The show's Afghan and Australian creators said "Eagle Four" was inspired by the hit U.S. drama "24." The mood and pacing are similar, but the resemblance doesn't extend to American Jack Bauer's propensity for torturing suspects until they crack.
Baktash occasionally gets carried away and roughs someone up, but he is reprimanded by his older, more-seasoned partner, Kamran, who shows him that finesse works better than brute force.
"My character is basically a good guy, but he's sort of undisciplined, and he has a lot to learn," Abrahim said.

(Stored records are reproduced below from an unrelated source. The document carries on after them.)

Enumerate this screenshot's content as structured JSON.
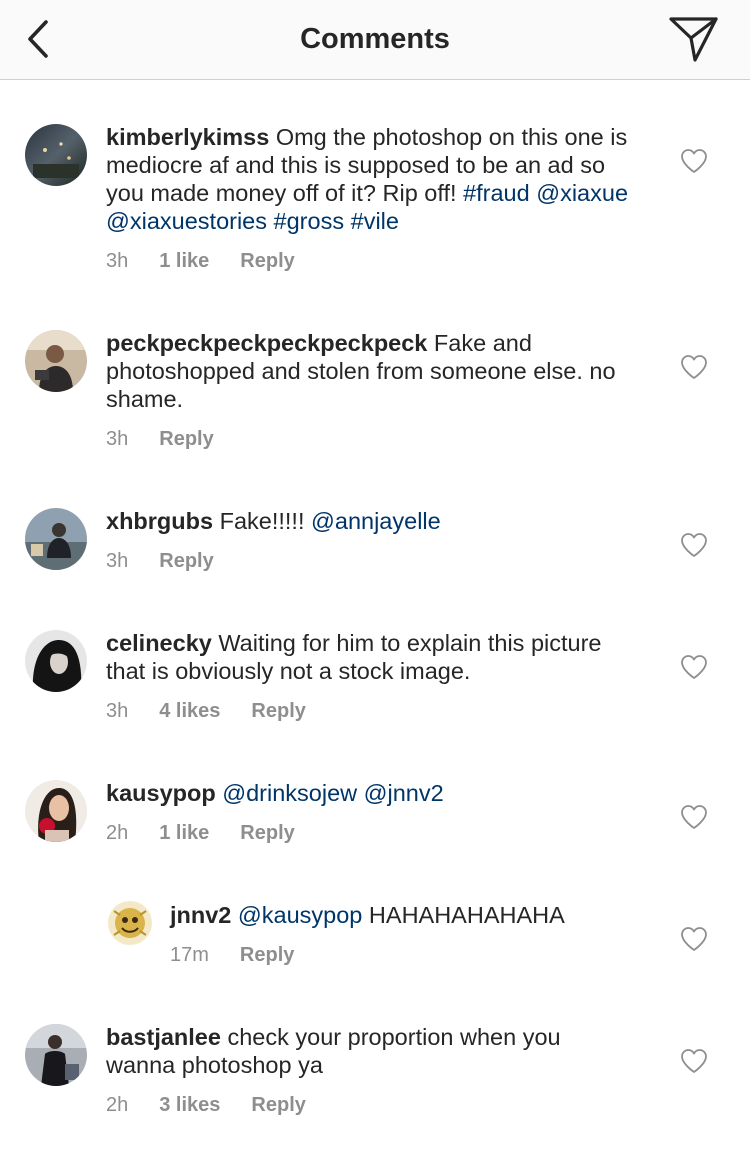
{
  "header": {
    "title": "Comments",
    "back_icon": "chevron-left-icon",
    "send_icon": "paper-plane-icon"
  },
  "colors": {
    "text": "#262626",
    "secondary": "#8e8e8e",
    "link": "#003569",
    "header_bg": "#fafafa",
    "divider": "#cfcfcf"
  },
  "comments": [
    {
      "username": "kimberlykimss",
      "text_before": " Omg the photoshop on this one is mediocre af and this is supposed to be an ad so you made money off of it? Rip off! ",
      "tags": [
        "#fraud",
        "@xiaxue",
        "@xiaxuestories",
        "#gross",
        "#vile"
      ],
      "time": "3h",
      "likes": "1 like",
      "reply": "Reply"
    },
    {
      "username": "peckpeckpeckpeckpeckpeck",
      "text": " Fake and photoshopped and stolen from someone else. no shame.",
      "time": "3h",
      "reply": "Reply"
    },
    {
      "username": "xhbrgubs",
      "text": " Fake!!!!! ",
      "mention": "@annjayelle",
      "time": "3h",
      "reply": "Reply"
    },
    {
      "username": "celinecky",
      "text": " Waiting for him to explain this picture that is obviously not a stock image.",
      "time": "3h",
      "likes": "4 likes",
      "reply": "Reply"
    },
    {
      "username": "kausypop",
      "mentions": [
        "@drinksojew",
        "@jnnv2"
      ],
      "time": "2h",
      "likes": "1 like",
      "reply": "Reply"
    },
    {
      "username": "jnnv2",
      "mention": "@kausypop",
      "text": " HAHAHAHAHAHA",
      "time": "17m",
      "reply": "Reply"
    },
    {
      "username": "bastjanlee",
      "text": " check your proportion when you wanna photoshop ya",
      "time": "2h",
      "likes": "3 likes",
      "reply": "Reply"
    }
  ],
  "icons": {
    "like": "heart-outline-icon"
  }
}
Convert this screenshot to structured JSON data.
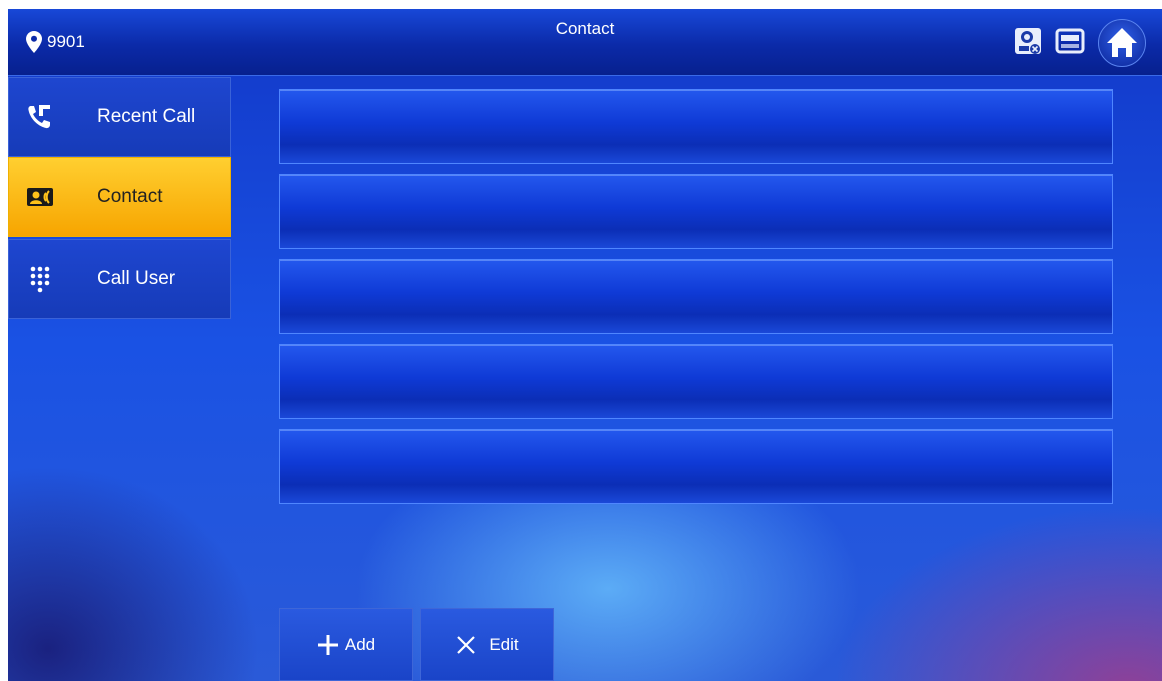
{
  "topbar": {
    "location_number": "9901",
    "title": "Contact",
    "icons": [
      "pin-icon",
      "camera-disconnected-icon",
      "monitor-icon",
      "home-icon"
    ]
  },
  "sidebar": {
    "items": [
      {
        "label": "Recent Call",
        "icon": "recent-call-icon",
        "active": false
      },
      {
        "label": "Contact",
        "icon": "contact-card-icon",
        "active": true
      },
      {
        "label": "Call User",
        "icon": "keypad-icon",
        "active": false
      }
    ]
  },
  "contact_list": {
    "rows": [
      "",
      "",
      "",
      "",
      ""
    ]
  },
  "actions": {
    "add_label": "Add",
    "edit_label": "Edit"
  },
  "colors": {
    "active_tab": "#f7a500",
    "background": "#1a52e4",
    "topbar": "#0b2aa8"
  }
}
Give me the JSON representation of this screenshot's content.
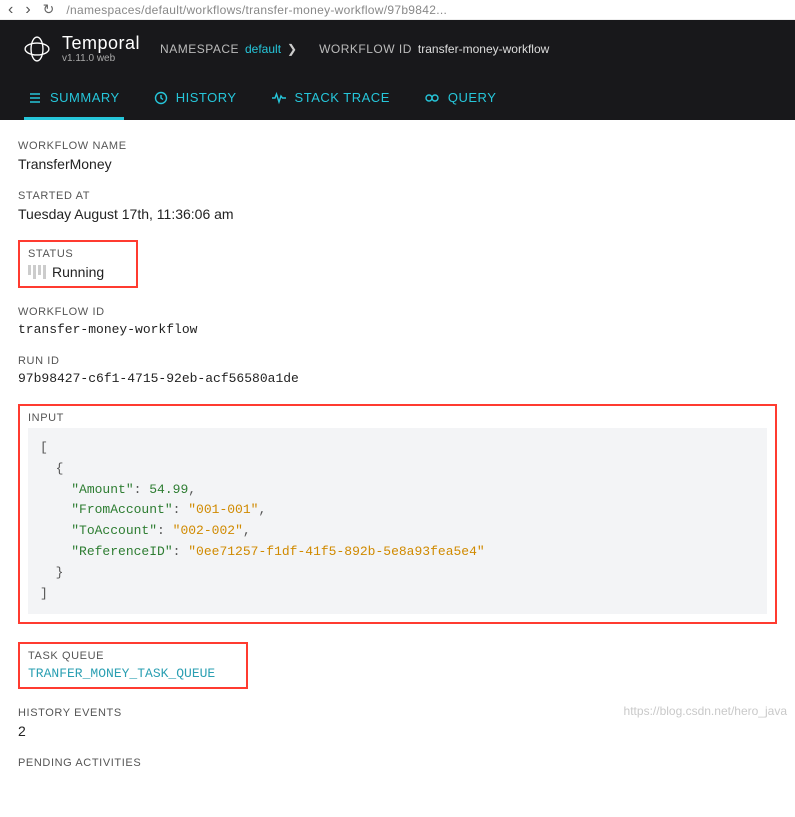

A recurring theme is that when Baktash disregards Kamran's counsel, he usually gets injured within the next few scenes. "He disobeys, he gets hurt," Abrahim said, laughing.
The show's producers take plenty of dramatic license, including the presence of two women on the four-member team, a mingling of the sexes unlikely to be found in any police squad room in this tradition-bound, male-dominated Islamic society. The show's makers see gender equality as an ideal worth reinforcing, even if there's little real-life evidence of it in Afghanistan.
Finding actresses to play the female leads was extremely difficult. Men outnumbered women more than 10 to 1 at auditions. One actress dropped out of the production because of family pressure; writers had to kill off her character. At one point, executive producer Trudi-Ann Tierney, one of the Australians brought in to bolster Afghan-owned production company Kaboora, stepped in and donned a burqa to play a suspect's silent wife and a woman's bloodied corpse.
The female characters mainly stay in the office, mirroring the reality that Afghan women are relatively little seen in public. But one of them, Ludmilla, is a computer whiz who relentlessly chases suspects through cyberspace. The script calls for periodic crisp pronouncements from her such as "I've got a fix on the location" or "Looks like the bomber is a decoy."
Somewhat daringly, there's even a love story, albeit a chaste one, between Ludmilla, who manages to make her black head scarf and loose-fitting clothing look Hollywood sultry, and the impetuous Baktash. The two of them bicker their way through much of the season, in classic romantic-comedy tradition.
She eventually softens toward him after he shows sensitivity and understanding about her feelings of guilt over having inadvertently contributed to someone's death. In the final episode of the season -- spoiler alert! -- they make plans for him to meet her father.
"The whole time, they don't even lock eyes," Tierney said. "But everyone can see they have feelings for each other."
Even if the show's popularity doesn't translate into heightened respect for the Afghan police, the principals believe it does justice to many aspects of Afghan life. One plot line has the seemingly incorruptible Chief Amin submitting to blackmail and deliberately compromising a case after his son is kidnapped.
"It's all part of our social reality: drug-smuggling, suicide bombs, insurgents, graft, abductions," director Ghafar Azad said. "That's all in the show. So in a lot of ways, it's telling the truth."
(c) 2010, Los Angeles Times.
Visit the Los Angeles Times on the Internet at http://www.latimes.com/.
Distributed by McClatchy-Tribune Information Services.